Now if we can just keep it a safe ride.
Editorial: Time to require civility on Regional Transit trains and buses
Published 12:00 am PDT Thursday, April 24, 2008
A Sacramento resident who describes himself as "an older person" e-mailed The Bee recently to explain how lack of security on Regional Transit light rail trains led him to give up the continuing education class he attended at Sacramento City College. He rode light rail to class. "During my rides," he told The Bee, "I encountered spaced out drug addicts, boisterous gangs of youths, ticketless riders, fresh vomit and an overall lack of security presence that became unnerving." (The letter is reprinted here.)
Is that one person's experience typical? Sadly, a 2006 survey of RT riders suggests that it may be. Regular light-rail riders who responded to the survey cited "lack of security" as their No. 1 concern. District crime statistics tend to validate their concerns. RT says passengers reported 31 felonies and 23 misdemeanors committed in March aboard trains, buses or at light-rail stations and bus stops. In addition, there were 1,700 infractions reported, almost all of them fare evasions.

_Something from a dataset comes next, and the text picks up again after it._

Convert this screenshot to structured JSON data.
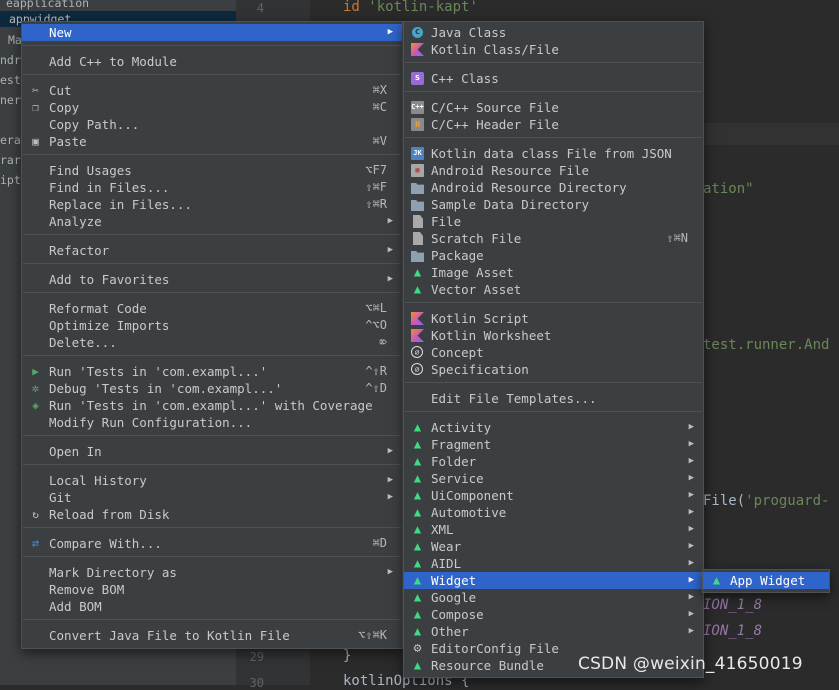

To help Regional Transit deal with unruly and criminal behavior aboard buses and trains, Sen. Darrell Steinberg introduced Senate Bill 1561, a measure that would give transit districts the authority to bar misbehaving passengers from buses and trains for up to one year. Similar laws in Washington and Oregon have helped make transit safer. But even before it reached its first hearing, Steinberg's bill ran into opposition from civil libertarians, who feared it would be used by transit districts to target the mentally ill or homeless.